The first article you link clearly refers to Warren Buffet and doesn't, in regard to taxes, refer in any way to Berkshire Hathaway.
The second article you link is titled, "Ways Professional Traders Can Save Big At Tax Time." Berkshire Hathaway is not a firm primarily engaged in trading. It is engaged in investing in companies that it feels offer long-term growth and appreciation. In some cases, their investment is in the entire company; in others, a very large percentage of its total capitalization.
Trading, on the other hand, involves buying stocks, bonds, futures, etc. for near-term resale, ideally at a profit. Stock speculation is a risky and complex occupation because the direction of the markets are generally unpredictable and lack transparency.
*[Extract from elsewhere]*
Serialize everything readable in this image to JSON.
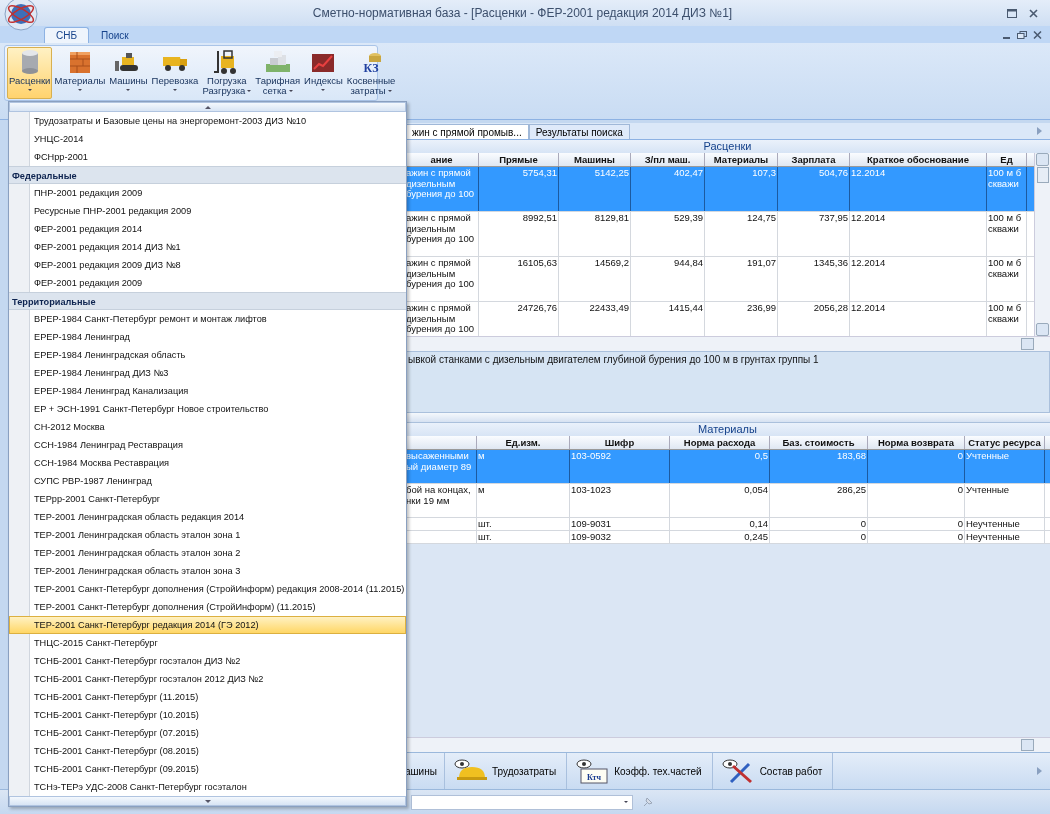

As has been mentioned above, we are confident that Berkshire Hathaway use every technique at its disposal to reduce its tax burden. I am confident, as well, that they spend considerable effort and expense to be certain that they are never discovered making errors in their tax returns.